WHAT IS BEING ASKED ▸ Find the word "Position" below. Copy each line that has it.

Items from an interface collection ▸

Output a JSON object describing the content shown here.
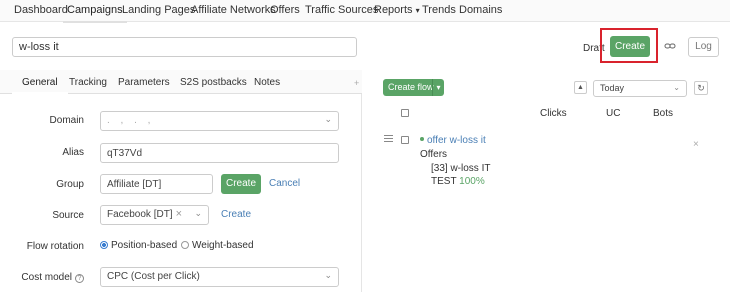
{
  "nav": {
    "items": [
      "Dashboard",
      "Campaigns",
      "Landing Pages",
      "Affiliate Networks",
      "Offers",
      "Traffic Sources",
      "Reports",
      "Trends",
      "Domains"
    ],
    "reports_caret": "▾"
  },
  "campaign": {
    "name": "w-loss it",
    "status": "Draft",
    "create_label": "Create",
    "link_icon": "link-icon",
    "log_label": "Log"
  },
  "tabs": [
    "General",
    "Tracking",
    "Parameters",
    "S2S postbacks",
    "Notes"
  ],
  "form": {
    "domain": {
      "label": "Domain",
      "value": ". , . ,"
    },
    "alias": {
      "label": "Alias",
      "value": "qT37Vd"
    },
    "group": {
      "label": "Group",
      "value": "Affiliate [DT]",
      "create_label": "Create",
      "cancel_label": "Cancel"
    },
    "source": {
      "label": "Source",
      "value": "Facebook [DT]",
      "create_label": "Create"
    },
    "flow_rotation": {
      "label": "Flow rotation",
      "options": [
        "Position-based",
        "Weight-based"
      ],
      "selected": "Position-based"
    },
    "cost_model": {
      "label": "Cost model",
      "value": "CPC (Cost per Click)"
    }
  },
  "flows": {
    "create_flow_label": "Create flow",
    "date_range": "Today",
    "columns": [
      "Clicks",
      "UC",
      "Bots"
    ],
    "items": [
      {
        "name": "offer w-loss it",
        "offers_label": "Offers",
        "offer": "[33] w-loss IT",
        "test_label": "TEST",
        "share": "100%"
      }
    ]
  },
  "colors": {
    "accent": "#5aa466",
    "link": "#4a7fb5",
    "highlight": "#d9232d"
  }
}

RESPONSE AREA ▸
        "Position-based",
      "selected": "Position-based"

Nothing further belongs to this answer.